Hey, I made a rhyme!
This is the swing season in the food world. If you follow the seasons, summer is over except for the stray ripe tomato you’ve been hoarding (here’s mine). Eat it sliced with just a sprinkling of salt and pepper because you won’t taste anything like it until next June. That last bite always makes me a little sad.
But there’s a ying and yang to everything and one of the joys of fall is feeling like you’ve got to have something with substance in your belly. Somehow you expend more calories shivering your way to the shower in the morning. Or maybe you put on your overalls (my favorite uniform) and there’s just a little more space to fill out than in your summer shorts.
So here we go with skillet potatoes. Terrell asked me the other day what the difference was between a frying pan and a skillet. I told him that you use a frying pan if you live in Des Moines and a skillet if you live in Birmingham. I think that just about says it all. The best skillet, of course, is cast iron but I’ll tell you a secret. They’re a bear to wash. Well, you don’t really wash them. You wipe them out with a paper towel. That probably brings up all kinds of food borne illness questions, but nobody in my house has ever gotten sick from a cast iron skillet. Personally, I don’t think we have enough germs in our lives. That’s why people get sick all the time.
But I digress. Skillet potatoes. You start out with new potatoes. Yukon, red-skinned, doesn’t matter, but the waxy ones. Cut them into little cubes and boil them in water until they’re tender. Then you put some bacon grease in a skillet. You know to keep bacon grease in a jar in the refrigerator, don’t you? Add some diced onion and red pepper. Sprinkle with a goodly amount of salt and pepper. And here’s the key. Add some kind of pig. It can be bacon, always a good choice. The other night I added some capicola, which is a spicy Italian version of bacon that Mark got at the Publix because he just wanted to try it. It turned out pretty good.
Now’ here’s the key. Get everything good and browned.

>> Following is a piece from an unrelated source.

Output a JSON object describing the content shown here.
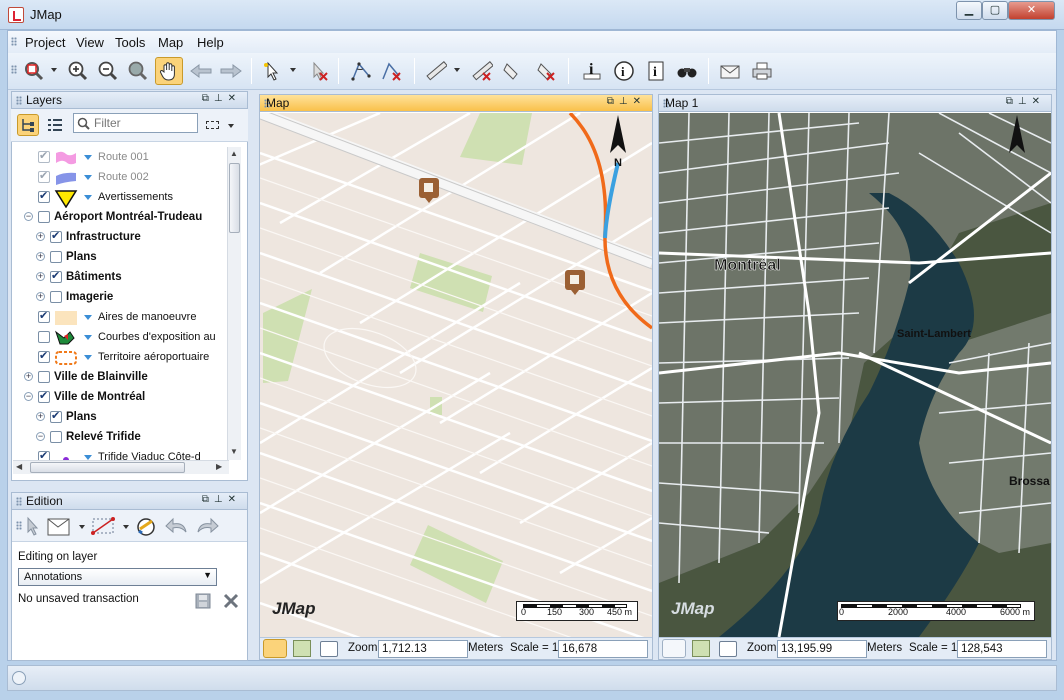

Skillet potatoes are good when you’re having breakfast or breakfast for supper. They’re creamy and crunchy all at the same time. The perfect way to start battening down the hatches for winter.